A letter to the country’s main party leaders makes the case for the devolution of welfare as a means of mitigating the worst effects of the London government’s austerity programme.
Signed by the Scottish Council for Voluntary Organisations (SCVO) and a range of leading third sector groups, the letter, published below, states: “by devolving stronger more coherent powers over welfare, Scotland would have the opportunity to take a different approach and to create a welfare system with an ethos that puts supporting people at its heart; a system which acknowledges that anyone can find themselves in need; and which enables people to help themselves, and one another, out of, for example, poverty or unemployment.”
We could design a system which is respectful of human rights, supportive of people who have fallen on hard times, able to be relied on when the economy is failing - Martin Sime

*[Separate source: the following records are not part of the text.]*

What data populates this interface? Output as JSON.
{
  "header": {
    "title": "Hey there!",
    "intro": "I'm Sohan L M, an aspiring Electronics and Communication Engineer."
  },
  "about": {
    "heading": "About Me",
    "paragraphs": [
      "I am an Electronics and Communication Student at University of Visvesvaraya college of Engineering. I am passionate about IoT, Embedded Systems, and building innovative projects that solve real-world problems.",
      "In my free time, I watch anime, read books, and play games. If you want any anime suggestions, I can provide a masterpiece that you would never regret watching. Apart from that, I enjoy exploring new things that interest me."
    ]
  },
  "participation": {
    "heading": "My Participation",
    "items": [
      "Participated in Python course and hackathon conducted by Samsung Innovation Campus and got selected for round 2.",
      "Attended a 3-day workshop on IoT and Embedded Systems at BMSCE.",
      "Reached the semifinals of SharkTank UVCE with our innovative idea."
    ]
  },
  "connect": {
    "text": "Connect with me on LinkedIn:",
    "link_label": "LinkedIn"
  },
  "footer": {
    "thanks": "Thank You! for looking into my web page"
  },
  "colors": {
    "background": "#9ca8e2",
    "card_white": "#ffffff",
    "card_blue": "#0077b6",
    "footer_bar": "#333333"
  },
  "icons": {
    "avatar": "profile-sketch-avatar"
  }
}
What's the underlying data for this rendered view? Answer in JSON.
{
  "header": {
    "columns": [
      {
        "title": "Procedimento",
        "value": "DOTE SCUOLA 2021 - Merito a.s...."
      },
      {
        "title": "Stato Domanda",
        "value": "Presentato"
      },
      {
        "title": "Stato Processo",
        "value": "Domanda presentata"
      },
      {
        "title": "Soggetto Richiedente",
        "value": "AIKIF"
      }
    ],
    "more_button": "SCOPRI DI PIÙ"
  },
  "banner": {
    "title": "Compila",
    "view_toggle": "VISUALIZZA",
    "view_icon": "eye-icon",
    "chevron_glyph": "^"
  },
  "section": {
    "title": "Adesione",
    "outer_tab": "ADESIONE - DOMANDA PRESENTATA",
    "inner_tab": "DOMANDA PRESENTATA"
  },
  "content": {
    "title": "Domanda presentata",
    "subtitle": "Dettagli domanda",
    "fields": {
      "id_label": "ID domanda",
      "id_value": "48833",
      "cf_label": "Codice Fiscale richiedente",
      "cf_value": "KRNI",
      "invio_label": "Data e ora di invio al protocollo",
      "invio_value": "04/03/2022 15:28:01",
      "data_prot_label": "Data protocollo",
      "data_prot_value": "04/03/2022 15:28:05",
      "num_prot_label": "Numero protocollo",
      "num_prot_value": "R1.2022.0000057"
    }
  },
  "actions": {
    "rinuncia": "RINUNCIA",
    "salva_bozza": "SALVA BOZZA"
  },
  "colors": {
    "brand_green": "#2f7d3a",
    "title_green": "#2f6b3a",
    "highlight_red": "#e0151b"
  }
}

The letter asks the leaders to consider this as they make their submissions to the commission, which is being headed by Lord Smith of Kelvin and has been tasked with reviewing what new powers the Scottish Parliament will have in the wake of last month’s independence referendum no vote.
SCVO will make a similar call for the devolution of welfare, excluding pensions, in a submission to Lord Smith later this month.
Chief executive Martin Sime said: “It has been argued that a single welfare system is part of the fabric of the United Kingdom – but that only seems to be a recipe for spreading misery, harassment and bullying when there are other ways to go. Welfare cuts on the scale that are proposed do not enjoy public support in Scotland.
“Excluding pensions, the positive case for devolving welfare in unanswerable. We could put an end to punitive sanctions, poor work capability assessments, the pointless mandatory activity scheme and a Work Programme which isn’t working. We could abolish the bedroom tax, scrap the welfare cap and all the other wheezes and conditionalities which have driven so many to destitution and foodbanks.
“Instead we could design a system which is respectful of human rights, supportive of people who have fallen on hard times, able to be relied on when the economy is failing, aligned to other public services, especially health and care, and driven by need rather than ideology. Social protection which does what it says on the tin.”
This was reiterated by SCVO’s deputy chief executive Lucy McTernan, speaking this week at a seminar on the future of charities post-referendum.
She said: “The process now feels a lot more like 1997 when there was a clear push for a Yes-Yes vote in the devolution referendum. This could be a watershed moment to shift the nature of policy development.”
Jackie Brock, chief executive of Children in Scotland, an umbrella group of children’s charities, agreed – calling for “powers with a purpose”.
She said: “If we devolve the wrong set of powers or devolve incompletely, that could potentially make things worse.”
Letter to the party leaders
As has been acknowledged by your party, there are many practical reasons for the devolution of certain aspects of welfare to theScottish Parliament as this would bring benefits such as Housing Benefit andAttendance Allowance into alignment with areas that are already devolved.
However,by devolving stronger more coherent powers over welfare, Scotland would havethe opportunity to take a different approach and to create a welfare systemwith an ethos that puts supporting people at its heart; a system which acknowledges thatanyone can find themselves in need; and which enables people to helpthemselves, and one another, out of, for example, poverty or unemployment.
Such a system could provide a basic safety netfor those who are vulnerable or are finding it difficult to get by, providingbenefits at an adequate level which are responsive to individual needs.
The wholesaledevolution of welfare would also prevent any confusion or conflict betweenproposed areas of devolution, such as employability and job support, with their
related benefits. Overall, the devolution of welfare in its entirety could help to harmonise social security so that we in Scotland can take a coordinated
approach to welfare which understands the interrelated nature of many benefits - for example Attendance Allowance also interacts with PIP, DLA & Carers Allowance.
Webelieve that if we are to tackle inequality, protect the most vulnerable in oursociety, and deliver social justice then powers over welfare should be fullydevolved to the Scottish Parliament.
We hopethat as you prepare to submit your party’s thoughts to the Smith Commission youwill give serious consideration to the full devolution of welfare. This is animportant issue on which we hope people and parties will come together to forma consensus and reach a settlement which provides support Scotland’s mostvulnerable.
Martin Sime, chief executive, Scottish Council for Voluntary Organisations
Ewan Aitken, Cyrenians
Martin Johnstone, Faith in Communities Scotland
Satwat Rehman, One Parent Families Scotland
Martin Crawley, Turning Point Scotland
John MacDonald, Community Transport Association
Mary Taylor, Scottish Federation of Housing Associations
Robina Qureshi, Positive Action in Housing